Tuesday, September 9, 2008

It May Be Bigger And Better In Texas

Pipes that extract methane gas generated by waste decomposition are seen at the Simi Valley Landfill and Recycling Center in Simi Valley, California May 8, 2008. REUTERS / Hector Mata

September 9, 2008 was the day that San Antonio, Texas unveiled a deal that may make it the most progressive city in the United States. They will begin to harvest the methane gas from human waste on a commercial scale in order to convert it into a clean-burning fuel.

Steve Clouse, chief operating officer of San Antonio’s water system, contends that the 140,000 tons of euphemistically renamed “biosolids” produced by the city’s residents can be reprocessed into natural gas. “You may call it something else,” Clouse said, “but; for area utilities, the main byproduct of human waste – methane gas – will soon be converted into natural gas to burn in their power plants.”

Methane gas, which is a byproduct of human and organic waste, is a principal component of the natural gas used to fuel furnaces, power plants and other combustion-based generators.

Ameresco Inc., a Massachusetts-based company, will convert the biosolids into natural gas. The deal approved with the city could generate about 1.5 million cubic feet per day, Clouse states.

"The private vendor will come onto the facility, construct some gas cleaning systems, remove the moisture, remove the carbon dioxide content, and then sell that gas on the open market," Clouse said. He went on to state that the gas would be sold to power generators.

“Some communities are using methane gas harvested from solid waste to power smaller facilities like sewage treatment plants; but, San Antonio is the first to see large-scale conversion of methane gas from sewage into fuel for power generation,” he said.

In further explanation, Clouse went on to say, “following the agreement, more than 90% of materials flushed down the toilets and sinks of San Antonio will be recycled. Liquid is now used for irrigation, many of the solids are made into compost, and now the methane gas will be recycled for power generation.”

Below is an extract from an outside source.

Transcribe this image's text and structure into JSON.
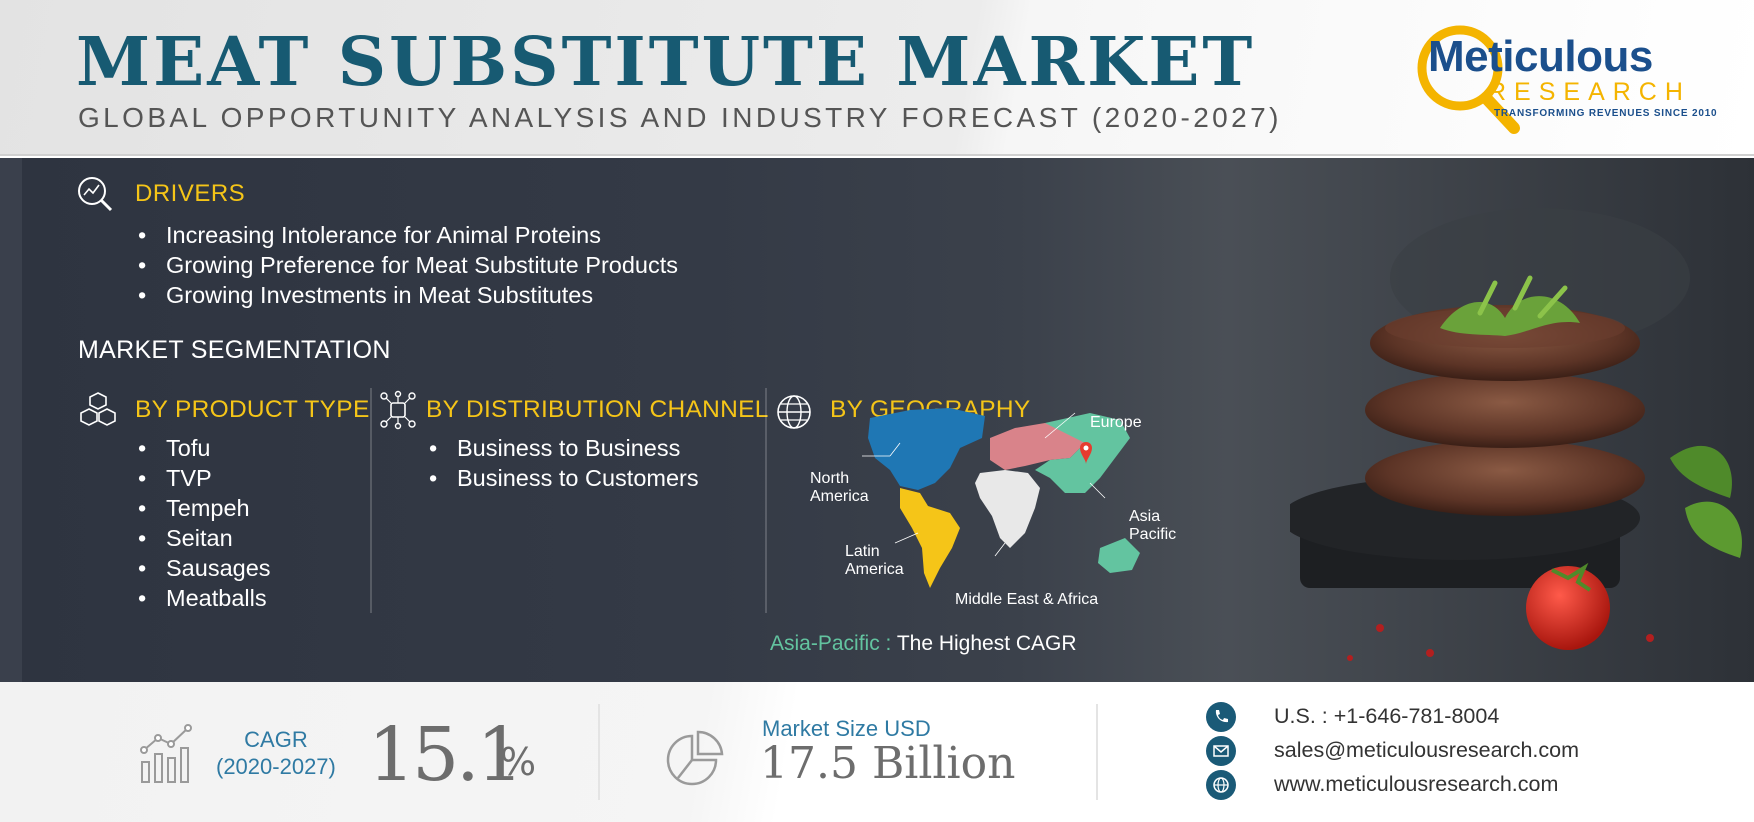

Way to go, San Antonio!!

1 comment:

kathi said...

I may send this to our city leaders. Yeah! San Antonio.

BTW, the videos are cycling much quicker now. The VW ones are there, but can get to the environmental ones by just waiting a second. :) k